____ Material for this exercise

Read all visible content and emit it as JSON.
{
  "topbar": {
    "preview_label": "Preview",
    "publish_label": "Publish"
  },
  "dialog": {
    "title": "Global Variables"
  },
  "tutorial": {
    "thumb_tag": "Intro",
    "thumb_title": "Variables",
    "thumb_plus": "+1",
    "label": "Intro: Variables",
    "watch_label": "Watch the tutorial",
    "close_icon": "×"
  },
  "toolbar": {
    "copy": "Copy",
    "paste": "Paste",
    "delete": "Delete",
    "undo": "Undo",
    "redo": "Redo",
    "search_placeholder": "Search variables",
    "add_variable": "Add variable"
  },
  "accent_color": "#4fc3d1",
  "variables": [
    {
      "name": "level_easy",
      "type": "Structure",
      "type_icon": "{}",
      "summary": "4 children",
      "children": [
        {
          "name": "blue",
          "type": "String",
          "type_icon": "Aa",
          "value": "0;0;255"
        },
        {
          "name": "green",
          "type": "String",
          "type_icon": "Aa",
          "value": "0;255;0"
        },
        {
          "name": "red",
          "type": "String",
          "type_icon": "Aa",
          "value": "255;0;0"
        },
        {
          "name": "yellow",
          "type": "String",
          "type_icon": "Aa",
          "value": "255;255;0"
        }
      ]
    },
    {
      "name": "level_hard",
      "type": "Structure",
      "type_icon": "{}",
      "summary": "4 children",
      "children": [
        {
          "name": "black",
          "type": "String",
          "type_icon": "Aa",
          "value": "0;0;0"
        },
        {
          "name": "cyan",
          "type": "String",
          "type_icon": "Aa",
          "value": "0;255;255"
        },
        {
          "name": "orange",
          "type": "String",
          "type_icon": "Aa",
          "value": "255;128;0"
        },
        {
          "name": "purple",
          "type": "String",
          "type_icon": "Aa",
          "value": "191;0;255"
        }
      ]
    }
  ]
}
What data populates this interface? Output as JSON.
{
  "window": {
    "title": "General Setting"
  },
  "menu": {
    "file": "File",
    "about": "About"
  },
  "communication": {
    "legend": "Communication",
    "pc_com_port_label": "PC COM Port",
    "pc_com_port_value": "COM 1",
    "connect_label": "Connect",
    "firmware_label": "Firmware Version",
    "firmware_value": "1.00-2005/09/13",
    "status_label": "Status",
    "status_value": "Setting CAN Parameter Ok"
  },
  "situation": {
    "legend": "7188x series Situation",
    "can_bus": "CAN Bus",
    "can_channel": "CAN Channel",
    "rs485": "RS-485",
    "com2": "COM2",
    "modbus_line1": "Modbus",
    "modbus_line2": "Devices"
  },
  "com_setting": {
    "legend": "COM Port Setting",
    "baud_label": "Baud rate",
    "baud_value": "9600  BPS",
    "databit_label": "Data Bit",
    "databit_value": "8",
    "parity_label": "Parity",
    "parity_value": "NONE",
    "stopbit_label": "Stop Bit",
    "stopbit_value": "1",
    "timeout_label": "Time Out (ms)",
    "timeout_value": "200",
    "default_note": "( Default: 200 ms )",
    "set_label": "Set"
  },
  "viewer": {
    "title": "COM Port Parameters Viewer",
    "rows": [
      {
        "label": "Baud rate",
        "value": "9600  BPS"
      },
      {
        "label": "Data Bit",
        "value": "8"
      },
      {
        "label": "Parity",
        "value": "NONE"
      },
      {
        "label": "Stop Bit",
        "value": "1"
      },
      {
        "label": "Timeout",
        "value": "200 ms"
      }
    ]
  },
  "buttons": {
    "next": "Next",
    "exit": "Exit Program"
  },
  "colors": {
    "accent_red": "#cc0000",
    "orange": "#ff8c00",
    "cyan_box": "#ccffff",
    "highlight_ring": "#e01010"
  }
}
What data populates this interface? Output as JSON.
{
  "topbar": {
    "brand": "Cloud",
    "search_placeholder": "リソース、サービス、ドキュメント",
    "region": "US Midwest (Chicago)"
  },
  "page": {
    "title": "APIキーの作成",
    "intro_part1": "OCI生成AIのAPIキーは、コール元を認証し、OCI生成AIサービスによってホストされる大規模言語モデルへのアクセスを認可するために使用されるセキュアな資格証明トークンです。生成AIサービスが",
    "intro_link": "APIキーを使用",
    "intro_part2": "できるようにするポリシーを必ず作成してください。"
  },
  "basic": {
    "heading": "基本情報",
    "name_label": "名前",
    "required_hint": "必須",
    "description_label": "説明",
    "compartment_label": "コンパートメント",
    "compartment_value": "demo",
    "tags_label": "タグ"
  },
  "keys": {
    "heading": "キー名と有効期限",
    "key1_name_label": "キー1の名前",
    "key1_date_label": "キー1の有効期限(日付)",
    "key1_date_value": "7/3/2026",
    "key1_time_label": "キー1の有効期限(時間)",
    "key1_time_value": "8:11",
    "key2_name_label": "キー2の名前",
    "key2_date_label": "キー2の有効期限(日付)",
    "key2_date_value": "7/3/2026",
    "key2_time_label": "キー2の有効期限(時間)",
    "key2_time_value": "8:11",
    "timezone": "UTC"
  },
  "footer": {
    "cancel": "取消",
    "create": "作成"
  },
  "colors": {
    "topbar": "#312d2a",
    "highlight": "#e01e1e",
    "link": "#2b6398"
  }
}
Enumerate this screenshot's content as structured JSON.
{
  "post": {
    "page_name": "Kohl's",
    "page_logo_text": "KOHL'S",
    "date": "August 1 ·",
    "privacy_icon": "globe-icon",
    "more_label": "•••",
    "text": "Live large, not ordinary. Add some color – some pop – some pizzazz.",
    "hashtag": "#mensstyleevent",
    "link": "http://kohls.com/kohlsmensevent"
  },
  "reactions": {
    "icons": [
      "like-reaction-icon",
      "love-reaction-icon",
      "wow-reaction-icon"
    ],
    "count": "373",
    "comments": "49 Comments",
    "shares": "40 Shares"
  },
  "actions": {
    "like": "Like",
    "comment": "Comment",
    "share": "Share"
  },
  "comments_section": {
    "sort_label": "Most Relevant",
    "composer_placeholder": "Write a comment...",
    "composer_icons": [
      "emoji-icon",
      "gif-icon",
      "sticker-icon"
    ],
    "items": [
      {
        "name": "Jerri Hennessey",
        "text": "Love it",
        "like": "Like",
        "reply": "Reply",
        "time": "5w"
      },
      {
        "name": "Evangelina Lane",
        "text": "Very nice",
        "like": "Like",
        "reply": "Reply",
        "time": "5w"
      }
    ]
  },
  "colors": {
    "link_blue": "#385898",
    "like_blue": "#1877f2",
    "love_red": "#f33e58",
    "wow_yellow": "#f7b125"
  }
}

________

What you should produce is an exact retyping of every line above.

Read all visible content and emit it as JSON.
{
  "topbar": {
    "preview_label": "Preview",
    "publish_label": "Publish"
  },
  "dialog": {
    "title": "Global Variables"
  },
  "tutorial": {
    "thumb_tag": "Intro",
    "thumb_title": "Variables",
    "thumb_plus": "+1",
    "label": "Intro: Variables",
    "watch_label": "Watch the tutorial",
    "close_icon": "×"
  },
  "toolbar": {
    "copy": "Copy",
    "paste": "Paste",
    "delete": "Delete",
    "undo": "Undo",
    "redo": "Redo",
    "search_placeholder": "Search variables",
    "add_variable": "Add variable"
  },
  "accent_color": "#4fc3d1",
  "variables": [
    {
      "name": "level_easy",
      "type": "Structure",
      "type_icon": "{}",
      "summary": "4 children",
      "children": [
        {
          "name": "blue",
          "type": "String",
          "type_icon": "Aa",
          "value": "0;0;255"
        },
        {
          "name": "green",
          "type": "String",
          "type_icon": "Aa",
          "value": "0;255;0"
        },
        {
          "name": "red",
          "type": "String",
          "type_icon": "Aa",
          "value": "255;0;0"
        },
        {
          "name": "yellow",
          "type": "String",
          "type_icon": "Aa",
          "value": "255;255;0"
        }
      ]
    },
    {
      "name": "level_hard",
      "type": "Structure",
      "type_icon": "{}",
      "summary": "4 children",
      "children": [
        {
          "name": "black",
          "type": "String",
          "type_icon": "Aa",
          "value": "0;0;0"
        },
        {
          "name": "cyan",
          "type": "String",
          "type_icon": "Aa",
          "value": "0;255;255"
        },
        {
          "name": "orange",
          "type": "String",
          "type_icon": "Aa",
          "value": "255;128;0"
        },
        {
          "name": "purple",
          "type": "String",
          "type_icon": "Aa",
          "value": "191;0;255"
        }
      ]
    }
  ]
}
What data populates this interface? Output as JSON.
{
  "window": {
    "title": "General Setting"
  },
  "menu": {
    "file": "File",
    "about": "About"
  },
  "communication": {
    "legend": "Communication",
    "pc_com_port_label": "PC COM Port",
    "pc_com_port_value": "COM 1",
    "connect_label": "Connect",
    "firmware_label": "Firmware Version",
    "firmware_value": "1.00-2005/09/13",
    "status_label": "Status",
    "status_value": "Setting CAN Parameter Ok"
  },
  "situation": {
    "legend": "7188x series Situation",
    "can_bus": "CAN Bus",
    "can_channel": "CAN Channel",
    "rs485": "RS-485",
    "com2": "COM2",
    "modbus_line1": "Modbus",
    "modbus_line2": "Devices"
  },
  "com_setting": {
    "legend": "COM Port Setting",
    "baud_label": "Baud rate",
    "baud_value": "9600  BPS",
    "databit_label": "Data Bit",
    "databit_value": "8",
    "parity_label": "Parity",
    "parity_value": "NONE",
    "stopbit_label": "Stop Bit",
    "stopbit_value": "1",
    "timeout_label": "Time Out (ms)",
    "timeout_value": "200",
    "default_note": "( Default: 200 ms )",
    "set_label": "Set"
  },
  "viewer": {
    "title": "COM Port Parameters Viewer",
    "rows": [
      {
        "label": "Baud rate",
        "value": "9600  BPS"
      },
      {
        "label": "Data Bit",
        "value": "8"
      },
      {
        "label": "Parity",
        "value": "NONE"
      },
      {
        "label": "Stop Bit",
        "value": "1"
      },
      {
        "label": "Timeout",
        "value": "200 ms"
      }
    ]
  },
  "buttons": {
    "next": "Next",
    "exit": "Exit Program"
  },
  "colors": {
    "accent_red": "#cc0000",
    "orange": "#ff8c00",
    "cyan_box": "#ccffff",
    "highlight_ring": "#e01010"
  }
}
What data populates this interface? Output as JSON.
{
  "topbar": {
    "brand": "Cloud",
    "search_placeholder": "リソース、サービス、ドキュメント",
    "region": "US Midwest (Chicago)"
  },
  "page": {
    "title": "APIキーの作成",
    "intro_part1": "OCI生成AIのAPIキーは、コール元を認証し、OCI生成AIサービスによってホストされる大規模言語モデルへのアクセスを認可するために使用されるセキュアな資格証明トークンです。生成AIサービスが",
    "intro_link": "APIキーを使用",
    "intro_part2": "できるようにするポリシーを必ず作成してください。"
  },
  "basic": {
    "heading": "基本情報",
    "name_label": "名前",
    "required_hint": "必須",
    "description_label": "説明",
    "compartment_label": "コンパートメント",
    "compartment_value": "demo",
    "tags_label": "タグ"
  },
  "keys": {
    "heading": "キー名と有効期限",
    "key1_name_label": "キー1の名前",
    "key1_date_label": "キー1の有効期限(日付)",
    "key1_date_value": "7/3/2026",
    "key1_time_label": "キー1の有効期限(時間)",
    "key1_time_value": "8:11",
    "key2_name_label": "キー2の名前",
    "key2_date_label": "キー2の有効期限(日付)",
    "key2_date_value": "7/3/2026",
    "key2_time_label": "キー2の有効期限(時間)",
    "key2_time_value": "8:11",
    "timezone": "UTC"
  },
  "footer": {
    "cancel": "取消",
    "create": "作成"
  },
  "colors": {
    "topbar": "#312d2a",
    "highlight": "#e01e1e",
    "link": "#2b6398"
  }
}
Enumerate this screenshot's content as structured JSON.
{
  "post": {
    "page_name": "Kohl's",
    "page_logo_text": "KOHL'S",
    "date": "August 1 ·",
    "privacy_icon": "globe-icon",
    "more_label": "•••",
    "text": "Live large, not ordinary. Add some color – some pop – some pizzazz.",
    "hashtag": "#mensstyleevent",
    "link": "http://kohls.com/kohlsmensevent"
  },
  "reactions": {
    "icons": [
      "like-reaction-icon",
      "love-reaction-icon",
      "wow-reaction-icon"
    ],
    "count": "373",
    "comments": "49 Comments",
    "shares": "40 Shares"
  },
  "actions": {
    "like": "Like",
    "comment": "Comment",
    "share": "Share"
  },
  "comments_section": {
    "sort_label": "Most Relevant",
    "composer_placeholder": "Write a comment...",
    "composer_icons": [
      "emoji-icon",
      "gif-icon",
      "sticker-icon"
    ],
    "items": [
      {
        "name": "Jerri Hennessey",
        "text": "Love it",
        "like": "Like",
        "reply": "Reply",
        "time": "5w"
      },
      {
        "name": "Evangelina Lane",
        "text": "Very nice",
        "like": "Like",
        "reply": "Reply",
        "time": "5w"
      }
    ]
  },
  "colors": {
    "link_blue": "#385898",
    "like_blue": "#1877f2",
    "love_red": "#f33e58",
    "wow_yellow": "#f7b125"
  }
}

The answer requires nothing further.